According to Sofrin, “Since 2006, the Syrians and Iranians are again building up arms for Hezbollah. It now has 50,000-60,000 warheads, and has the capability to launch missiles from any point in Lebanon to hit targets in central Israel without any problem. ... They also possess the missile launchers ... and they can mount the chemical warhead onto missiles, something the Salafists in Syria don’t have the ability to do so far.” In July 2012, Israel’s then foreign minister Avigdor Liberman stated that “any attempt to transfer chemical weapons from Syria to Hezbollah will be considered crossing a red line and Israel will not hold back and will respond decisively.”
Israel indeed has a proven short fuse when it comes to tolerating WMD development by some of its neighbors. In 1981, Prime Minister Menachem Begin launched a strike on a fledgling nuclear reactor in Iraq. Saddam never recovered his military nuclear capability. In 2007, Israel also attacked a Syrian facility, similarly putting an end to Assad’s nuclear ambitions.
Yet while both Iraq and Syria’s nuclear programs were in their early stages, Assad’s chemical weapons are fully developed. Therefore, destroying them poses risks of an entirely different kind.
“The risk of operating air strikes is that there may be environmental damage," explains Sofrin. “I’m not sure this is the right thing to do.” Yet he outlines another possibility, choosing his words carefully: “If you know, theoretically speaking, of a convoy leading from Syria to Lebanon, you can send a unit to the proper place and try to halt it, to try and get control over the weapons systems. That’s one possibility — it’s complicated, risky — we are speaking of troops on the ground.”

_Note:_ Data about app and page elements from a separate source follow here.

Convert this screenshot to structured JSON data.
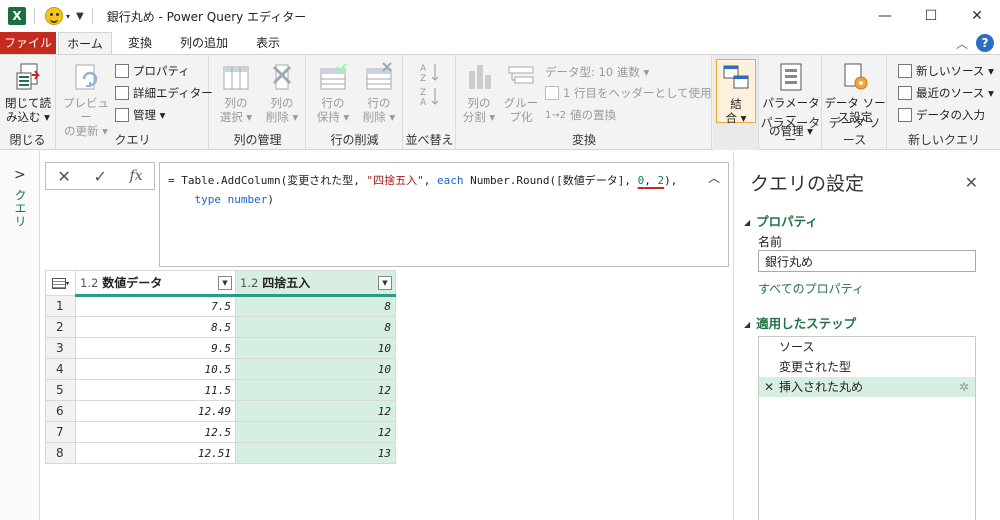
{
  "window": {
    "app_icon_text": "X",
    "title": "銀行丸め - Power Query エディター",
    "minimize": "—",
    "maximize": "☐",
    "close": "✕"
  },
  "tabs": {
    "file": "ファイル",
    "home": "ホーム",
    "transform": "変換",
    "add_column": "列の追加",
    "view": "表示",
    "help": "?"
  },
  "ribbon": {
    "close": {
      "label1": "閉じて読",
      "label2": "み込む ▾",
      "group": "閉じる"
    },
    "query": {
      "preview": [
        "プレビュー",
        "の更新 ▾"
      ],
      "properties": "プロパティ",
      "advanced_editor": "詳細エディター",
      "manage": "管理 ▾",
      "group": "クエリ"
    },
    "manage_columns": {
      "choose": [
        "列の",
        "選択 ▾"
      ],
      "remove": [
        "列の",
        "削除 ▾"
      ],
      "group": "列の管理"
    },
    "reduce_rows": {
      "keep": [
        "行の",
        "保持 ▾"
      ],
      "remove": [
        "行の",
        "削除 ▾"
      ],
      "group": "行の削減"
    },
    "sort": {
      "group": "並べ替え"
    },
    "transform": {
      "split": [
        "列の",
        "分割 ▾"
      ],
      "group_by": [
        "グルー",
        "プ化"
      ],
      "data_type": "データ型: 10 進数 ▾",
      "first_row_header": "1 行目をヘッダーとして使用 ▾",
      "replace_values": "値の置換",
      "group": "変換"
    },
    "combine": {
      "label": [
        "結",
        "合 ▾"
      ]
    },
    "parameters": {
      "label": [
        "パラメーター",
        "の管理 ▾"
      ],
      "group": "パラメーター"
    },
    "data_source": {
      "label": [
        "データ ソー",
        "ス設定"
      ],
      "group": "データ ソース"
    },
    "new_query": {
      "new_source": "新しいソース ▾",
      "recent_sources": "最近のソース ▾",
      "enter_data": "データの入力",
      "group": "新しいクエリ"
    }
  },
  "query_pane": {
    "label": "クエリ"
  },
  "formula_bar": {
    "cancel": "✕",
    "commit": "✓",
    "fx": "fx",
    "text": "= Table.AddColumn(変更された型, \"四捨五入\", each Number.Round([数値データ], 0, 2), type number)",
    "parts": {
      "p1": "= Table.AddColumn(変更された型, ",
      "p2": "\"四捨五入\"",
      "p3": ", ",
      "p4": "each",
      "p5": " Number.Round([数値データ], ",
      "p6": "0",
      "p7": ", ",
      "p8": "2",
      "p9": "),",
      "p10": "type",
      "p11": " ",
      "p12": "number",
      "p13": ")"
    }
  },
  "grid": {
    "columns": [
      {
        "type": "1.2",
        "name": "数値データ"
      },
      {
        "type": "1.2",
        "name": "四捨五入"
      }
    ],
    "rows": [
      {
        "n": "1",
        "a": "7.5",
        "b": "8"
      },
      {
        "n": "2",
        "a": "8.5",
        "b": "8"
      },
      {
        "n": "3",
        "a": "9.5",
        "b": "10"
      },
      {
        "n": "4",
        "a": "10.5",
        "b": "10"
      },
      {
        "n": "5",
        "a": "11.5",
        "b": "12"
      },
      {
        "n": "6",
        "a": "12.49",
        "b": "12"
      },
      {
        "n": "7",
        "a": "12.5",
        "b": "12"
      },
      {
        "n": "8",
        "a": "12.51",
        "b": "13"
      }
    ]
  },
  "settings": {
    "title": "クエリの設定",
    "properties_header": "プロパティ",
    "name_label": "名前",
    "name_value": "銀行丸め",
    "all_properties": "すべてのプロパティ",
    "steps_header": "適用したステップ",
    "steps": [
      "ソース",
      "変更された型",
      "挿入された丸め"
    ]
  },
  "colors": {
    "accent": "#217346",
    "file_tab": "#c42b1c",
    "selected_column": "#d6efe0"
  }
}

Such an operation on "enemy soil" in Syria would prove extremely difficult for obvious reasons. The remaining option is an unsettling last minute scenario of intercepting an air-borne missile loaded with chemical weapons. “It depends on what height we hit it," explains Sofrin. “Is it high enough that nothing will come out to the ground and risk someone else, or is it too low, that the chemical weapons will drop out, hit the ground and cause an environmental damage? We will always aim to hit as high as we can in order to neutralize the danger and the risk — but it’s not guaranteed."
Since the summer, gas mask distribution centres around Israel have experienced a surge in demand as the situation in Syria deteriorated. While some Israelis are concerned, Edit Kimchi says she is not worried. “We have the protection since Saddam Hussein,” she says referring to the 1991 Gulf War when the Iraqi dictator launched scud missiles into Israel, rumoured, falsely, to be carrying chemical and biological warheads. “And we’ve had the training and the equipment, so people know what to do. In the context of all our problems, this is a lesser one, it’s not a priority.”
Instead, for Kimchi the main concerns are “the education, economy, housing. And I would say even the sense that we are going somewhere. We, as a country, need to come to a place where we need to see the way ahead.”